By applying these principles and techniques, teams can build software that accurately represents the business while staying adaptable and reliable.

Benefits of DDD

Enhanced Collaboration

  • Shared Language: DDD promotes using a common language, making it easier for everyone involved to understand and discuss the project.
  • Team Collaboration: It encourages teams to work closely together, ensuring everyone’s input is valued and considered.
  • Continuous Feedback: DDD emphasises regular feedback loops, helping teams stay aligned and ensuring the software reflects the business needs accurately.

Improved Maintainability

  • Focus on Core Domain: By prioritising the most important parts of the project, DDD helps teams allocate resources effectively and build a more robust system.
  • Modular Structure: DDD encourages breaking down the project into manageable parts, making it easier to understand and modify without causing disruptions.
  • Clear Separation: It advocates for separating different concerns within the project, reducing the risk of unintended side effects and simplifying maintenance.

Better Adaptability

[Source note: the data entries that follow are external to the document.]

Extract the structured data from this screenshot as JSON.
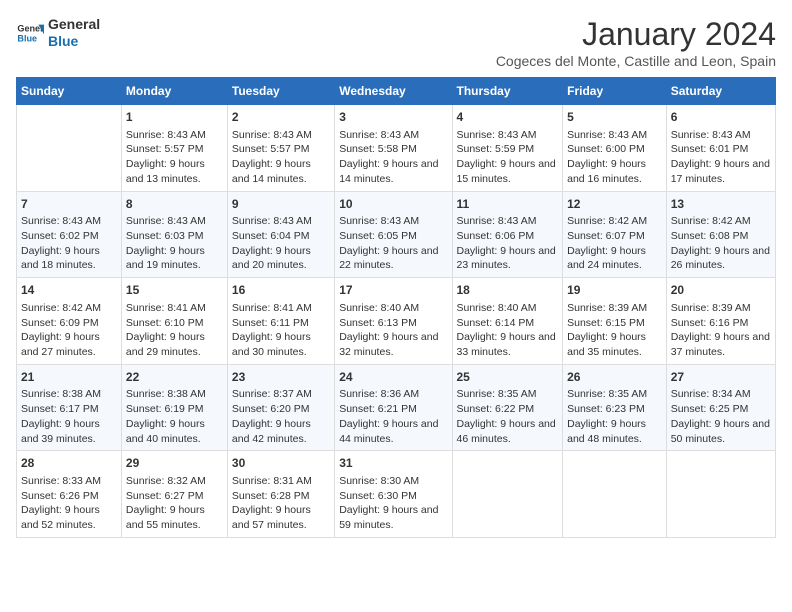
{
  "logo": {
    "line1": "General",
    "line2": "Blue"
  },
  "title": "January 2024",
  "location": "Cogeces del Monte, Castille and Leon, Spain",
  "headers": [
    "Sunday",
    "Monday",
    "Tuesday",
    "Wednesday",
    "Thursday",
    "Friday",
    "Saturday"
  ],
  "weeks": [
    [
      {
        "day": "",
        "sunrise": "",
        "sunset": "",
        "daylight": ""
      },
      {
        "day": "1",
        "sunrise": "Sunrise: 8:43 AM",
        "sunset": "Sunset: 5:57 PM",
        "daylight": "Daylight: 9 hours and 13 minutes."
      },
      {
        "day": "2",
        "sunrise": "Sunrise: 8:43 AM",
        "sunset": "Sunset: 5:57 PM",
        "daylight": "Daylight: 9 hours and 14 minutes."
      },
      {
        "day": "3",
        "sunrise": "Sunrise: 8:43 AM",
        "sunset": "Sunset: 5:58 PM",
        "daylight": "Daylight: 9 hours and 14 minutes."
      },
      {
        "day": "4",
        "sunrise": "Sunrise: 8:43 AM",
        "sunset": "Sunset: 5:59 PM",
        "daylight": "Daylight: 9 hours and 15 minutes."
      },
      {
        "day": "5",
        "sunrise": "Sunrise: 8:43 AM",
        "sunset": "Sunset: 6:00 PM",
        "daylight": "Daylight: 9 hours and 16 minutes."
      },
      {
        "day": "6",
        "sunrise": "Sunrise: 8:43 AM",
        "sunset": "Sunset: 6:01 PM",
        "daylight": "Daylight: 9 hours and 17 minutes."
      }
    ],
    [
      {
        "day": "7",
        "sunrise": "Sunrise: 8:43 AM",
        "sunset": "Sunset: 6:02 PM",
        "daylight": "Daylight: 9 hours and 18 minutes."
      },
      {
        "day": "8",
        "sunrise": "Sunrise: 8:43 AM",
        "sunset": "Sunset: 6:03 PM",
        "daylight": "Daylight: 9 hours and 19 minutes."
      },
      {
        "day": "9",
        "sunrise": "Sunrise: 8:43 AM",
        "sunset": "Sunset: 6:04 PM",
        "daylight": "Daylight: 9 hours and 20 minutes."
      },
      {
        "day": "10",
        "sunrise": "Sunrise: 8:43 AM",
        "sunset": "Sunset: 6:05 PM",
        "daylight": "Daylight: 9 hours and 22 minutes."
      },
      {
        "day": "11",
        "sunrise": "Sunrise: 8:43 AM",
        "sunset": "Sunset: 6:06 PM",
        "daylight": "Daylight: 9 hours and 23 minutes."
      },
      {
        "day": "12",
        "sunrise": "Sunrise: 8:42 AM",
        "sunset": "Sunset: 6:07 PM",
        "daylight": "Daylight: 9 hours and 24 minutes."
      },
      {
        "day": "13",
        "sunrise": "Sunrise: 8:42 AM",
        "sunset": "Sunset: 6:08 PM",
        "daylight": "Daylight: 9 hours and 26 minutes."
      }
    ],
    [
      {
        "day": "14",
        "sunrise": "Sunrise: 8:42 AM",
        "sunset": "Sunset: 6:09 PM",
        "daylight": "Daylight: 9 hours and 27 minutes."
      },
      {
        "day": "15",
        "sunrise": "Sunrise: 8:41 AM",
        "sunset": "Sunset: 6:10 PM",
        "daylight": "Daylight: 9 hours and 29 minutes."
      },
      {
        "day": "16",
        "sunrise": "Sunrise: 8:41 AM",
        "sunset": "Sunset: 6:11 PM",
        "daylight": "Daylight: 9 hours and 30 minutes."
      },
      {
        "day": "17",
        "sunrise": "Sunrise: 8:40 AM",
        "sunset": "Sunset: 6:13 PM",
        "daylight": "Daylight: 9 hours and 32 minutes."
      },
      {
        "day": "18",
        "sunrise": "Sunrise: 8:40 AM",
        "sunset": "Sunset: 6:14 PM",
        "daylight": "Daylight: 9 hours and 33 minutes."
      },
      {
        "day": "19",
        "sunrise": "Sunrise: 8:39 AM",
        "sunset": "Sunset: 6:15 PM",
        "daylight": "Daylight: 9 hours and 35 minutes."
      },
      {
        "day": "20",
        "sunrise": "Sunrise: 8:39 AM",
        "sunset": "Sunset: 6:16 PM",
        "daylight": "Daylight: 9 hours and 37 minutes."
      }
    ],
    [
      {
        "day": "21",
        "sunrise": "Sunrise: 8:38 AM",
        "sunset": "Sunset: 6:17 PM",
        "daylight": "Daylight: 9 hours and 39 minutes."
      },
      {
        "day": "22",
        "sunrise": "Sunrise: 8:38 AM",
        "sunset": "Sunset: 6:19 PM",
        "daylight": "Daylight: 9 hours and 40 minutes."
      },
      {
        "day": "23",
        "sunrise": "Sunrise: 8:37 AM",
        "sunset": "Sunset: 6:20 PM",
        "daylight": "Daylight: 9 hours and 42 minutes."
      },
      {
        "day": "24",
        "sunrise": "Sunrise: 8:36 AM",
        "sunset": "Sunset: 6:21 PM",
        "daylight": "Daylight: 9 hours and 44 minutes."
      },
      {
        "day": "25",
        "sunrise": "Sunrise: 8:35 AM",
        "sunset": "Sunset: 6:22 PM",
        "daylight": "Daylight: 9 hours and 46 minutes."
      },
      {
        "day": "26",
        "sunrise": "Sunrise: 8:35 AM",
        "sunset": "Sunset: 6:23 PM",
        "daylight": "Daylight: 9 hours and 48 minutes."
      },
      {
        "day": "27",
        "sunrise": "Sunrise: 8:34 AM",
        "sunset": "Sunset: 6:25 PM",
        "daylight": "Daylight: 9 hours and 50 minutes."
      }
    ],
    [
      {
        "day": "28",
        "sunrise": "Sunrise: 8:33 AM",
        "sunset": "Sunset: 6:26 PM",
        "daylight": "Daylight: 9 hours and 52 minutes."
      },
      {
        "day": "29",
        "sunrise": "Sunrise: 8:32 AM",
        "sunset": "Sunset: 6:27 PM",
        "daylight": "Daylight: 9 hours and 55 minutes."
      },
      {
        "day": "30",
        "sunrise": "Sunrise: 8:31 AM",
        "sunset": "Sunset: 6:28 PM",
        "daylight": "Daylight: 9 hours and 57 minutes."
      },
      {
        "day": "31",
        "sunrise": "Sunrise: 8:30 AM",
        "sunset": "Sunset: 6:30 PM",
        "daylight": "Daylight: 9 hours and 59 minutes."
      },
      {
        "day": "",
        "sunrise": "",
        "sunset": "",
        "daylight": ""
      },
      {
        "day": "",
        "sunrise": "",
        "sunset": "",
        "daylight": ""
      },
      {
        "day": "",
        "sunrise": "",
        "sunset": "",
        "daylight": ""
      }
    ]
  ]
}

  • Evolutionary Design: DDD supports gradual improvements over time, allowing the project to evolve alongside changing requirements.
  • Messaging Patterns: By using messaging patterns, DDD enables smoother integration with other systems and easier implementation of new features.
  • Flexibility: DDD promotes flexible designs that can easily accommodate future changes, making it easier to extend or modify the project as needed.

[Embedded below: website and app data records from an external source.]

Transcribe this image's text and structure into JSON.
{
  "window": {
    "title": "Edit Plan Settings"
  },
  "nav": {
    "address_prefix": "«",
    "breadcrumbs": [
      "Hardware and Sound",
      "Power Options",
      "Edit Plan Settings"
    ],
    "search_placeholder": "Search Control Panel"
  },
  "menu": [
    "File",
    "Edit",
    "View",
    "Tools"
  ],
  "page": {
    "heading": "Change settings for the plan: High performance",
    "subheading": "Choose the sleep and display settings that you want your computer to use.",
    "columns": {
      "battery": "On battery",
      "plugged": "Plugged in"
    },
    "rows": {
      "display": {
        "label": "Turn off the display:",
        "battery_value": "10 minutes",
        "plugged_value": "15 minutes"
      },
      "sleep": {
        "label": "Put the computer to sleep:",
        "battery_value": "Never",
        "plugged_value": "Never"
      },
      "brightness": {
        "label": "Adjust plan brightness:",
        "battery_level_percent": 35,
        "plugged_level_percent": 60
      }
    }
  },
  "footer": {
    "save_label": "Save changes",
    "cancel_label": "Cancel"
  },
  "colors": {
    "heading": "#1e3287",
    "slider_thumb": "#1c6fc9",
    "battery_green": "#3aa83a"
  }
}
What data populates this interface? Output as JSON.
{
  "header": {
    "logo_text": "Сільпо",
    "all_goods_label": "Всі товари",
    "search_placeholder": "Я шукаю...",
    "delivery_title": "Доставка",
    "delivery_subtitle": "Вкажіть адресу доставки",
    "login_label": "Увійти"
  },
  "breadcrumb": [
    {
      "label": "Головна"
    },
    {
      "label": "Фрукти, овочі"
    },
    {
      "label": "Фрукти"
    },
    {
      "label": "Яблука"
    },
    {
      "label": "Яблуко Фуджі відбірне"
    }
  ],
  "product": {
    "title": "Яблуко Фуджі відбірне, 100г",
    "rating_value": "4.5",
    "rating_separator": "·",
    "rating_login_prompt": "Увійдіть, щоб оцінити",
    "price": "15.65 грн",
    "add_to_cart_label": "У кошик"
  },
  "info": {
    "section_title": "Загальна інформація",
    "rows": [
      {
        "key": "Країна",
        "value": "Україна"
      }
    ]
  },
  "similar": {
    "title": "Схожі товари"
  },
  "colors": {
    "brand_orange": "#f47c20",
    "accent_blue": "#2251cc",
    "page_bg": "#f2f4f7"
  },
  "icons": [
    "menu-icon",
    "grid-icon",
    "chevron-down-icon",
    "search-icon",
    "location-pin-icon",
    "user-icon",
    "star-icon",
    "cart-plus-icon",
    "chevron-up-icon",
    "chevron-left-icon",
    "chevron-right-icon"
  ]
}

Domain-Driven Design offers practical benefits such as improved teamwork, easier maintenance, and adaptability to changes. By embracing DDD principles, teams can build software that not only meets current needs but also adapts well to future challenges.

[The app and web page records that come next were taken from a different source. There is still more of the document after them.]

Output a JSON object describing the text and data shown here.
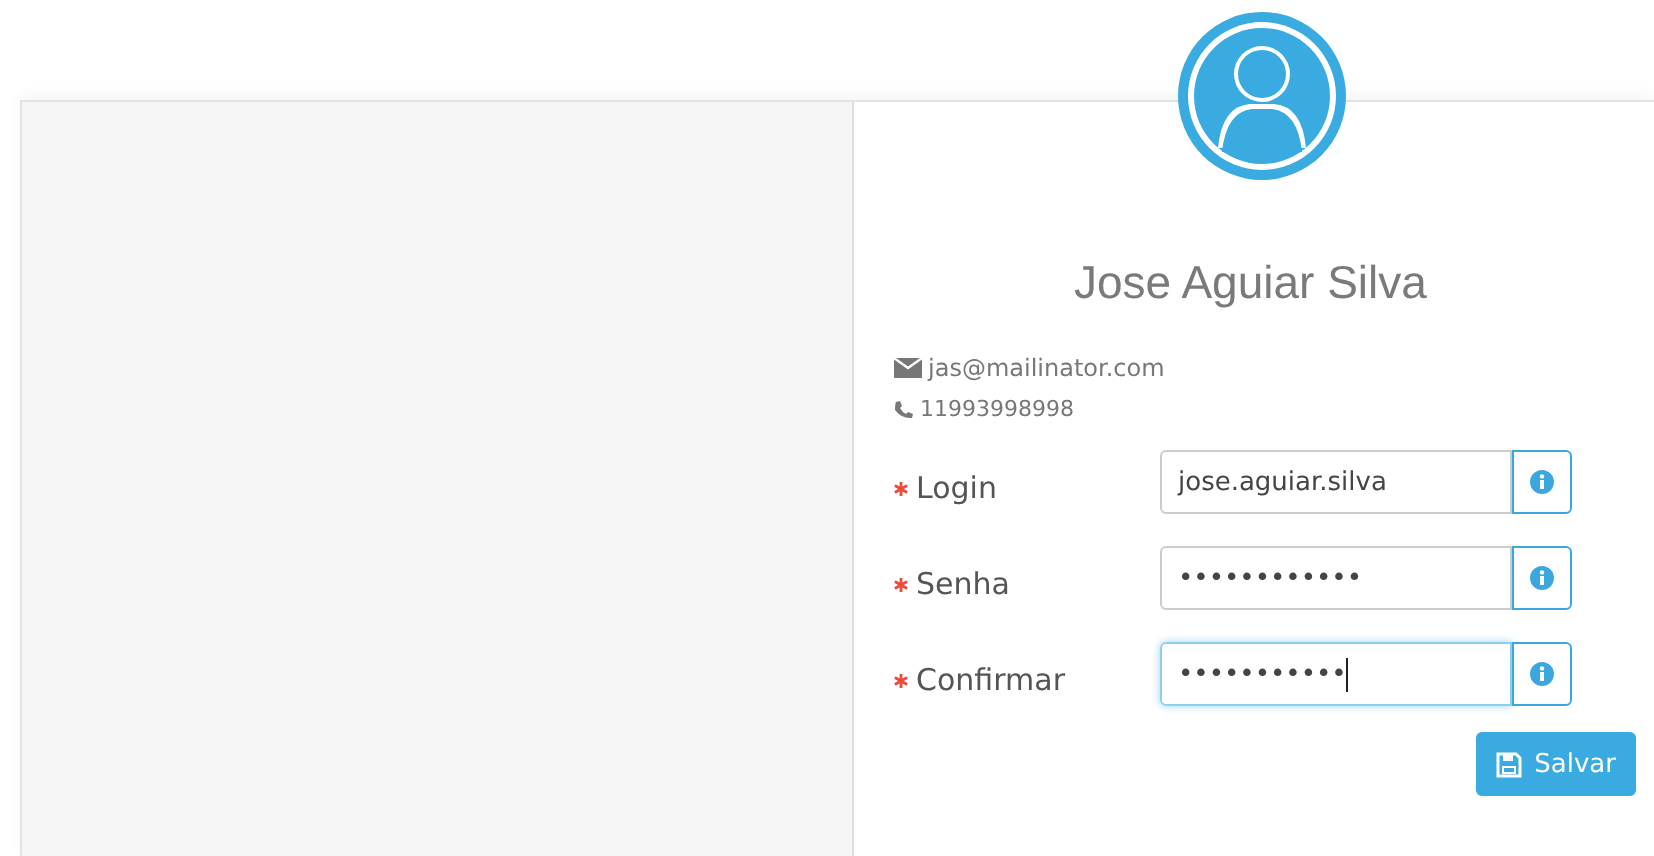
{
  "profile": {
    "name": "Jose Aguiar Silva",
    "email": "jas@mailinator.com",
    "phone": "11993998998"
  },
  "fields": [
    {
      "label": "Login",
      "required": true,
      "value": "jose.aguiar.silva",
      "focused": false
    },
    {
      "label": "Senha",
      "required": true,
      "value": "••••••••••••",
      "focused": false
    },
    {
      "label": "Confirmar",
      "required": true,
      "value": "•••••••••••",
      "focused": true
    }
  ],
  "save_button": {
    "label": "Salvar"
  }
}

Challenges and Considerations in Domain-Driven Design (DDD)

Learning Curve

DDD can be tough to grasp at first, especially for teams used to traditional methods. Learning about new concepts like bounded contexts and ubiquitous language takes time and patience.

Overcoming the Learning Curve

  • Training and Practice: Offer training sessions and hands-on exercises to help team members get comfortable with DDD concepts.
  • Start Small: Begin with simpler projects or parts of the system to ease into DDD gradually.
  • Mentorship: Pair up less experienced team members with DDD experts for guidance and support.

Modeling Complexity

Modeling complex domains accurately can be tricky. Breaking down big problems into smaller, more manageable pieces and focusing on the most important concepts can help.

Strategies for Simplification

  • Break It Down: Divide complex domains into smaller parts or bounded contexts to make them easier to understand and work with.
  • Focus on the Core: Identify and prioritise the most crucial aspects of the domain to model first.
  • Work Together: Collaborate with domain experts and other team members to ensure everyone’s on the same page.

Team Alignment

Getting everyone on board with DDD is crucial for success. Make sure everyone understands the principles and objectives of DDD and works together towards them.

Importance of Team Alignment

  • Clear Communication: Keep communication channels open and encourage team members to share their thoughts and concerns.
  • Learn Together: Foster a culture of learning and improvement, where everyone feels comfortable asking questions and sharing ideas.
  • Work as One: Emphasise the importance of teamwork and collaboration to achieve DDD’s goals effectively.

By addressing these challenges head-on and working together as a team, you can overcome obstacles and make the most of Domain-Driven Design in your projects.

Domain-Driven Design (DDD) revolutionises software development by emphasising a shared understanding of the problem domain and clear boundaries within the system. By fostering collaboration and aligning software with real-world concepts, DDD enables teams to create more maintainable and adaptable solutions. While it may initially seem daunting, the benefits of DDD, such as improved scalability and alignment with business objectives, make it a worthwhile investment for any development project. Embracing DDD principles empowers teams to tackle complexity effectively and deliver software that truly meets the needs of users and stakeholders, ultimately leading to greater success in today’s dynamic tech landscape.